Advocating for the youngest Georgians: GEEARS gets everyone behind early educationMarc Schultz | March 2016
Using advocacy, policy research and development, and public engagement, GEEARS: Georgia Early Education Alliance for Ready Students works with private partners, government agencies, and family partnership to support pre-K care across the state.
Established in 2010, GEEARS began in part because of findings by the Georgia Department of Early Care and Learning that said almost two-thirds of infants in Georgia childcare were receiving sub-par services. “With all we know about brain development and the importance of early childhood education,” said GEEARS Executive Director Mindy Binderman, “that was a clarion call.”
To find out how they’ve been turning the system around in Georgia, and planning to keep up momentum, we put in a call to Binderman at her uptown Atlanta office.
What challenges does Georgia’s pre-K care system currently face?
We’re continuing to raise awareness of the system, raise childcare quality in the system, and raise dollars to support the system. We’re developing policy research and advocates, conducting public education on a range of issues, and working on a national level to secure funding and support.
We still have a lot of challenges in Georgia. Making sure parents are able to identify, access, and pay for quality care. Working to reduce class size. And funding teacher salaries—even our great pre-K teachers often leave because they can make much more money in a kindergarten classroom. We need to ensure parity so we can ensure we have high-quality, engaged, happy teachers.
How does GEEARS engage partners across sectors, and for a cause that may not seem an obvious fit?

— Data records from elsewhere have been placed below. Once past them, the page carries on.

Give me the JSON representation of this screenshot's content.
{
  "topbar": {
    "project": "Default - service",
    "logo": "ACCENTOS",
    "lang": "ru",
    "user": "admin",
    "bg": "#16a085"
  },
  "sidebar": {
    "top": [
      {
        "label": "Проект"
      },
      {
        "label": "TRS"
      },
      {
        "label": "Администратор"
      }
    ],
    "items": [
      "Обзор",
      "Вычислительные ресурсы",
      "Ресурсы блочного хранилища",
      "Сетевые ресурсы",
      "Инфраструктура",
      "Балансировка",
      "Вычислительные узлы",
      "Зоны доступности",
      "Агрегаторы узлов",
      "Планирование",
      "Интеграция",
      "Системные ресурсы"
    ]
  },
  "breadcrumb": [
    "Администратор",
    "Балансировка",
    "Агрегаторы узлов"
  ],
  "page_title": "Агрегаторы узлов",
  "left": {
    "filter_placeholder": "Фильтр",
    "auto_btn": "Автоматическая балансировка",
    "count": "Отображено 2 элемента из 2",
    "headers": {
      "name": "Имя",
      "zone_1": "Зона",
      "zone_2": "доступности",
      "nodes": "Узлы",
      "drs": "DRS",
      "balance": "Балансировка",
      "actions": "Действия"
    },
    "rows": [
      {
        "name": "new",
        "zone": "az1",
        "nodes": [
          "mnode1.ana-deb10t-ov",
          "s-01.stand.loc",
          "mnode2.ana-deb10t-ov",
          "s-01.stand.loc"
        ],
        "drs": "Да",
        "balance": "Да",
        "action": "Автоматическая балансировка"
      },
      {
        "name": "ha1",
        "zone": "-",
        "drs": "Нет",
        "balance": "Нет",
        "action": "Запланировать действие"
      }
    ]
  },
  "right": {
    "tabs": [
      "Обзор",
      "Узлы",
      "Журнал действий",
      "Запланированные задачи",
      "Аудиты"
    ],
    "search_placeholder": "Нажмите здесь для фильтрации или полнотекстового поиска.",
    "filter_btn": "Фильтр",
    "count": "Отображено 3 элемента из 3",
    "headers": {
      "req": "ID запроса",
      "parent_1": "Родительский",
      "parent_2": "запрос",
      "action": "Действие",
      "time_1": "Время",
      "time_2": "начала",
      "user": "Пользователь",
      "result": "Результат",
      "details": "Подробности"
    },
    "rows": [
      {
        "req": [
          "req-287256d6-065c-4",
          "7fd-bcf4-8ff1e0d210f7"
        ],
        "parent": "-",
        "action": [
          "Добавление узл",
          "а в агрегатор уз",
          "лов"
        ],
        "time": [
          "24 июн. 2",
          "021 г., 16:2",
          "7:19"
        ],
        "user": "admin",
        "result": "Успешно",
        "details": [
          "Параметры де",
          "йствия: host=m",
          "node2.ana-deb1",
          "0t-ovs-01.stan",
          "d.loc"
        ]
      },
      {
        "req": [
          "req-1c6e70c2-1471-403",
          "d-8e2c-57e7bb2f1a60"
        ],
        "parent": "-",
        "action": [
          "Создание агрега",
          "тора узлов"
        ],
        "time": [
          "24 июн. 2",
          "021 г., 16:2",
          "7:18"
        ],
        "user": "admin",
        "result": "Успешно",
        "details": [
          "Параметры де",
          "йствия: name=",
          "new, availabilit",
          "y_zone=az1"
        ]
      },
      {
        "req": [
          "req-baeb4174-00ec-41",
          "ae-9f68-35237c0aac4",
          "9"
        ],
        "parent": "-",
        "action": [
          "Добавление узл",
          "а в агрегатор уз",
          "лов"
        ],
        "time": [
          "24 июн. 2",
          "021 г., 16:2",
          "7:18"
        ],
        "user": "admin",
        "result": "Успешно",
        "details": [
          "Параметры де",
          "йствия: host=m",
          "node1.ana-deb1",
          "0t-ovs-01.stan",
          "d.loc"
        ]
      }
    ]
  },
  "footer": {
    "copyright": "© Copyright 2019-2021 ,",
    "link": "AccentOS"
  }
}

From the outset, one of our goals was to reach not just the usual messengers. For example, we’ve joined with the Georgia Vision Project for Public Education, which helped us reach school superintendents and K-12 teachers, and we’ve also worked with Mission Readiness, a national organization comprised of retired generals who speak on early education issues.
And in 2012, GEEARS and a national organization called Ready Nation, with support from several foundations, hosted a national business leaders’ summit on the importance of early childhood education. The summit gave national and local leaders tools to educate themselves, and to help them educate colleagues and partners, in their terms. The return on investment, for instance, is $7 over a child’s lifetime for every dollar spent on her early education. And it’s not just about the development of our future workforce – it also helps our current workforce seeking care for their kids.
Some of the current partnerships we’re really excited about: Harvard University’s Center on the Developing Child, which creates breakthrough innovations for kids, and the Mayor’s Summer Reading Club, where we lead a number of groups to distribute free books to children—more than 40,000 so far.
How did your data-mapping initiative, Blueprint, come together? How is it being used by partners and the public?
When we began, there was a real lack of information about what was happening in Georgia. There are a lot of good things out there, but we weren’t capturing what that looks like, where it is, and how it works. The idea, which originated with GEEARS, the board, and some of our supporters, was to develop tools for analyzing and understanding that statewide footprint
So we joined with Neighborhood Nexus to map indicators of children’s success and birth-to-five[-year-old] assets. It went online in 2012, and is updated annually, so policy-makers, funders, journalists, and others can get a clear look at Georgia’s early education system.
We’re about to launch Blueprint 2.0, which will be optimized for mobile. It will have fewer data-points but be more user-friendly—a great tool when you’re giving a speech or want to looking something up in conversation. We’re really excited about that.
Your most recent strategic plan is set to expire this year. Is there anything you intend to do differently during this round of planning?
We’ve been carefully tracking our activities to the strategic plan, and that attention to measuring results won’t change. We’re active in advocacy, engagement, research, equipping new messengers, and building a strong organization, but every time the board meets they consider the plan to ensure we stay focused on birth-to-five. So we’re constantly working with the board to get input, especially now that it’s time to write the next five years of the organization. As we begin our strategic planning process, we plan to reflect and build on the accomplishments of our first five years. Looking ahead, I think you’ll same the same laser-like attention on our state’s youngest learners, but with a renewed sense of urgency. We will have to take bold steps to meet our 2020 goal.
Marc Schultz is contributing editor at GCN.